At Seward Park I also developed the first hint of the addiction that was to change my life forever. At this point you may be thinking, the poor lad! He became a junkie, a drug addict who was saved by a Good Samaritan! No, nothing like that. It was all because I joined one of the school clubs.
I had now been in America and a student at Seward Park for a couple of years, and as far as I was concerned, I was now an American, albeit one named Frenchy. For all those who believe American education doesn’t work, I might suggest that in some ways it does, and it does a fantastic job.
We had a student government at Seward which encompassed in its membership the entire student body, although I do think twenty-five cents had to be paid for the privilege of this membership, but I’m not sure of that. There was also a great deal of uncertainty in my mind as to what that student government did, as everything seemed to be taken care of by the teachers and the school administration. Nevertheless, each year there were elections held, and the walls and bulletin boards sprouted campaign materials produced by the candidates. The campaigns included making presentations to the student assemblies and making campaign speeches in classrooms (during home room periods, of course) and the production of posters and buttons to be distributed. I think the aim of all this activity was to prepare us for democracy red in tooth and claw in the wider world, and it’s just possible it succeeded in that aim.

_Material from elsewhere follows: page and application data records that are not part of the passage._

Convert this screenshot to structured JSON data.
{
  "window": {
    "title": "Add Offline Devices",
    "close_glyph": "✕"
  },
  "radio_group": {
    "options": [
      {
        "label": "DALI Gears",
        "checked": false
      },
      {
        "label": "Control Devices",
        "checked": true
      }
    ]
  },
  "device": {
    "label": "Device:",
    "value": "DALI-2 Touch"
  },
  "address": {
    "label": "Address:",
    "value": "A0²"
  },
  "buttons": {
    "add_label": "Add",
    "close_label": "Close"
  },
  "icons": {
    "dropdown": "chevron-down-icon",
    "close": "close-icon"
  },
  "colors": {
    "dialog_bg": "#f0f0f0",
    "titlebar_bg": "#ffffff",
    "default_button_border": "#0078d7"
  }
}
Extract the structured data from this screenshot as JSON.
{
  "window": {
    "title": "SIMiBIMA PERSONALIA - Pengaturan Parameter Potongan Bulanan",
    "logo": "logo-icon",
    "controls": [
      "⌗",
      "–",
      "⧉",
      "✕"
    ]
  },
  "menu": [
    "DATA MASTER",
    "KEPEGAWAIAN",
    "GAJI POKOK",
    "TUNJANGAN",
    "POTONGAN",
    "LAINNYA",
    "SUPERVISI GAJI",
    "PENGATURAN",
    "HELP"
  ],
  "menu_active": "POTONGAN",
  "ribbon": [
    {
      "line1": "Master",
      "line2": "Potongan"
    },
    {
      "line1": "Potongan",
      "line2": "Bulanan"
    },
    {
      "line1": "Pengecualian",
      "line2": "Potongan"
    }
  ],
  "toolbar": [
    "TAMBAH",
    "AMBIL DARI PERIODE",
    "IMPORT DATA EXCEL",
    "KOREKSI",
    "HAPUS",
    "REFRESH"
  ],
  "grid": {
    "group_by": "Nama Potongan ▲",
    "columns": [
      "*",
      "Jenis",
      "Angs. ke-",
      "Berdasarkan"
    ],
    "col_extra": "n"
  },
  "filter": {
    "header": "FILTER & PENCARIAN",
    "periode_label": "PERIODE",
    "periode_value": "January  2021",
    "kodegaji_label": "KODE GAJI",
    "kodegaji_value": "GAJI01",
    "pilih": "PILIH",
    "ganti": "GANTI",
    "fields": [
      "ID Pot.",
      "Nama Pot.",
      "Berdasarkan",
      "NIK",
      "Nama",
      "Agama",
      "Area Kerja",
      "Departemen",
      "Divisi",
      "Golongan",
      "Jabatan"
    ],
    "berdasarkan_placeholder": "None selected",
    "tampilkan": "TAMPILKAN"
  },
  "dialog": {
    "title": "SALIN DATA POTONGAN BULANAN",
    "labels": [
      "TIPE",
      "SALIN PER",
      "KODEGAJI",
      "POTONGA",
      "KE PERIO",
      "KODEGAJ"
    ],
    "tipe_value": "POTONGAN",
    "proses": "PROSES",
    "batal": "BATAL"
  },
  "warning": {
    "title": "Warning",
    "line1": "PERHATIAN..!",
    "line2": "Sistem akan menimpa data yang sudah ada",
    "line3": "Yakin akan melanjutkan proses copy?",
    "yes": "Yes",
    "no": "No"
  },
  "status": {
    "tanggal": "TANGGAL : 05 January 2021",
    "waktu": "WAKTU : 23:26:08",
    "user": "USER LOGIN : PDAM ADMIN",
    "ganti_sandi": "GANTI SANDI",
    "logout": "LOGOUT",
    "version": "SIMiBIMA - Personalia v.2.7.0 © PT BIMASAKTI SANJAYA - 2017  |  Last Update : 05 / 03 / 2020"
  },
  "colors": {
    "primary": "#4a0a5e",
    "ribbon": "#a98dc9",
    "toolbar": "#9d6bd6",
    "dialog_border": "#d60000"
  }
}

In those days I had become a joiner, and for no reason that I can recall now, I decided that I wanted to run for office, that I wanted to become vice-president of the Student General (or Government) Organization. Possibly I just wanted to see if I could do it, if I was sufficiently popular in the school to bring it off. The campaigning was a lot of fun. To my surprise, just a couple of years after I had entered the school without knowing how to speak English, here I was, elected vice-president! After my election I told the president that I would be ready to take over whenever he died, but in the meantime, I had no idea of what I was supposed to do. Fortunately, I had to do absolutely nothing but sit quietly at meetings, and keep myself occupied with chatting with friends when there where no meetings.
Seward also had several extra-curricular clubs, and during my last year at Seward I discovered the chess club, which at that time was being run or “advised” by a chess lover named Henry Zolan, an English teacher. Unlike most clubs (I think they all ran with G.O. funding) which met once a week, the chess club met five days a week, mostly because Mr. Zolan liked to play chess, and it didn’t much matter to him with whom he played or when. The chess club simply provided him with an endless string of opponents. Now I had chess nearly every day before going to work. And one day, one of my fellow chess club members said to me after I had made a move, “Oh, that’s a book move!” There were books on chess? Suddenly I discovered there were indeed books on chess, more books on chess than on any other game or sport! If I studied them carefully enough and memorized them I could become a champion! I became a chess addict. Chess and one of those books changed my life in surprising ways, but that came later.